● **TASK DETAILS**: Whenever a line below includes the word "caption", copy that line.

● **EXTRACTED DATA**:
────────────────────

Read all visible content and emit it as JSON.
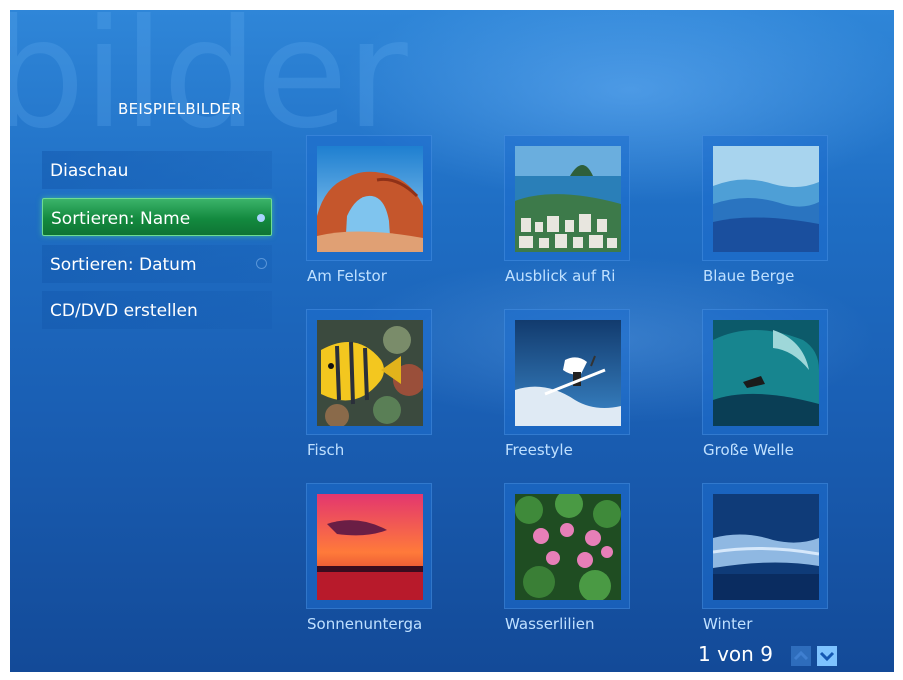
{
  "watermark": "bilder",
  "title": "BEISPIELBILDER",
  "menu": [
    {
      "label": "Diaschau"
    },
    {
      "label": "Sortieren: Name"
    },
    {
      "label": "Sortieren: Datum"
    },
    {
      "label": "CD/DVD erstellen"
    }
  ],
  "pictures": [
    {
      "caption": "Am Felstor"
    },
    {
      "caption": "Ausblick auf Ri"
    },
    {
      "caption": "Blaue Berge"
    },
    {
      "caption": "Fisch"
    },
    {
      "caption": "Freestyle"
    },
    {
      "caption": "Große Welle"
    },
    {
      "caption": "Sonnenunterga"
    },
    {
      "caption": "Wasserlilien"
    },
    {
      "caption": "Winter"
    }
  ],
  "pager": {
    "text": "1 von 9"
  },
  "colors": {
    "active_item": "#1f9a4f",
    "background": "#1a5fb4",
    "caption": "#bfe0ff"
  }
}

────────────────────

● **COMPLETED TASK**:
      "caption": "Am Felstor"
      "caption": "Ausblick auf Ri"
      "caption": "Blaue Berge"
      "caption": "Fisch"
      "caption": "Freestyle"
      "caption": "Große Welle"
      "caption": "Sonnenunterga"
      "caption": "Wasserlilien"
      "caption": "Winter"
    "caption": "#bfe0ff"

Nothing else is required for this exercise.